* _Exercise goal_: Please output the records below word for word and omit the pictures.

* _Data in this exercise_:
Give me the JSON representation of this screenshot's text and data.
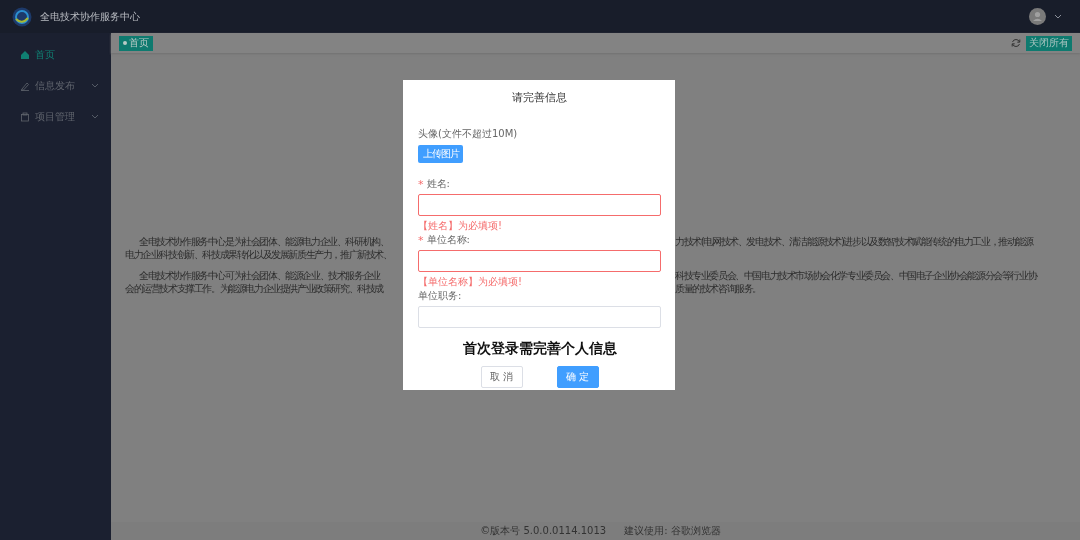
{
  "header": {
    "title": "全电技术协作服务中心"
  },
  "sidebar": {
    "items": [
      {
        "label": "首页",
        "selected": true,
        "kind": "link"
      },
      {
        "label": "信息发布",
        "selected": false,
        "kind": "submenu"
      },
      {
        "label": "项目管理",
        "selected": false,
        "kind": "submenu"
      }
    ]
  },
  "tabs": [
    {
      "label": "首页",
      "selected": true
    }
  ],
  "close_all_button": "关闭所有",
  "content": {
    "paragraphs": [
      {
        "lines": [
          {
            "left": "全电技术协作服务中心是为社会团体、能源电力企业、科研机构、",
            "right": "力技术(电网技术、发电技术、清洁能源技术)进步以及数智技术赋能传统的电力工业，推动能源"
          },
          {
            "left": "电力企业科技创新、科技成果转化以及发展新质生产力，推广新技术、"
          }
        ]
      },
      {
        "lines": [
          {
            "left": "全电技术协作服务中心可为社会团体、能源企业、技术服务企业",
            "right": "科技专业委员会、中国电力技术市场协会化学专业委员会、中国电子企业协会能源分会等行业协"
          },
          {
            "left": "会的运营技术支撑工作。为能源电力企业提供产业政策研究、科技成",
            "right": "质量的技术咨询服务。"
          }
        ]
      }
    ]
  },
  "dialog": {
    "title": "请完善信息",
    "avatar_label": "头像(文件不超过10M)",
    "upload_button": "上传图片",
    "fields": [
      {
        "required_mark": "*",
        "label": "姓名:",
        "error": "【姓名】为必填项!"
      },
      {
        "required_mark": "*",
        "label": "单位名称:",
        "error": "【单位名称】为必填项!"
      },
      {
        "label": "单位职务:"
      }
    ],
    "notice": "首次登录需完善个人信息",
    "buttons": [
      {
        "label": "取 消",
        "kind": "default"
      },
      {
        "label": "确 定",
        "kind": "primary"
      }
    ]
  },
  "footer": {
    "version": "©版本号 5.0.0.0114.1013",
    "browser_hint": "建议使用:  谷歌浏览器"
  }
}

* _Your solution_:
Give me the JSON representation of this screenshot's text and data.
{
  "header": {
    "title": "全电技术协作服务中心"
  },
  "sidebar": {
    "items": [
      {
        "label": "首页",
        "selected": true,
        "kind": "link"
      },
      {
        "label": "信息发布",
        "selected": false,
        "kind": "submenu"
      },
      {
        "label": "项目管理",
        "selected": false,
        "kind": "submenu"
      }
    ]
  },
  "tabs": [
    {
      "label": "首页",
      "selected": true
    }
  ],
  "close_all_button": "关闭所有",
  "content": {
    "paragraphs": [
      {
        "lines": [
          {
            "left": "全电技术协作服务中心是为社会团体、能源电力企业、科研机构、",
            "right": "力技术(电网技术、发电技术、清洁能源技术)进步以及数智技术赋能传统的电力工业，推动能源"
          },
          {
            "left": "电力企业科技创新、科技成果转化以及发展新质生产力，推广新技术、"
          }
        ]
      },
      {
        "lines": [
          {
            "left": "全电技术协作服务中心可为社会团体、能源企业、技术服务企业",
            "right": "科技专业委员会、中国电力技术市场协会化学专业委员会、中国电子企业协会能源分会等行业协"
          },
          {
            "left": "会的运营技术支撑工作。为能源电力企业提供产业政策研究、科技成",
            "right": "质量的技术咨询服务。"
          }
        ]
      }
    ]
  },
  "dialog": {
    "title": "请完善信息",
    "avatar_label": "头像(文件不超过10M)",
    "upload_button": "上传图片",
    "fields": [
      {
        "required_mark": "*",
        "label": "姓名:",
        "error": "【姓名】为必填项!"
      },
      {
        "required_mark": "*",
        "label": "单位名称:",
        "error": "【单位名称】为必填项!"
      },
      {
        "label": "单位职务:"
      }
    ],
    "notice": "首次登录需完善个人信息",
    "buttons": [
      {
        "label": "取 消",
        "kind": "default"
      },
      {
        "label": "确 定",
        "kind": "primary"
      }
    ]
  },
  "footer": {
    "version": "©版本号 5.0.0.0114.1013",
    "browser_hint": "建议使用:  谷歌浏览器"
  }
}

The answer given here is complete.